_Task brief_
Using the records below, count the lines with "title" in them. Give the number only.

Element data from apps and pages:
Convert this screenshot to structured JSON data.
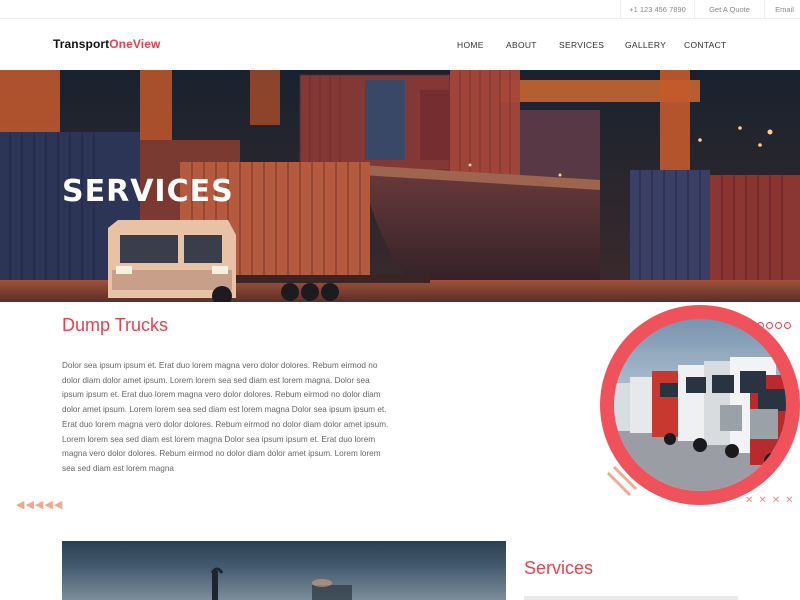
{
  "topbar": {
    "phone": "+1 123 456 7890",
    "quote": "Get A Quote",
    "email": "Email"
  },
  "logo": {
    "part1": "Transport",
    "part2": "OneView"
  },
  "nav": {
    "home": "HOME",
    "about": "ABOUT",
    "services": "SERVICES",
    "gallery": "GALLERY",
    "contact": "CONTACT"
  },
  "hero": {
    "title": "SERVICES"
  },
  "content": {
    "title": "Dump Trucks",
    "body": "Dolor sea ipsum ipsum et. Erat duo lorem magna vero dolor dolores. Rebum eirmod no dolor diam dolor amet ipsum. Lorem lorem sea sed diam est lorem magna. Dolor sea ipsum ipsum et. Erat duo lorem magna vero dolor dolores. Rebum eirmod no dolor diam dolor amet ipsum. Lorem lorem sea sed diam est lorem magna Dolor sea ipsum ipsum et. Erat duo lorem magna vero dolor dolores. Rebum eirmod no dolor diam dolor amet ipsum. Lorem lorem sea sed diam est lorem magna Dolor sea ipsum ipsum et. Erat duo lorem magna vero dolor dolores. Rebum eirmod no dolor diam dolor amet ipsum. Lorem lorem sea sed diam est lorem magna"
  },
  "sidebar": {
    "title": "Services"
  },
  "colors": {
    "accent": "#e8424f",
    "peach": "#f2a98e"
  },
  "icons": {
    "arrows": "arrow-left-icon",
    "dots": "circle-icon",
    "crosses": "cross-icon"
  }
}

_Final answer_
3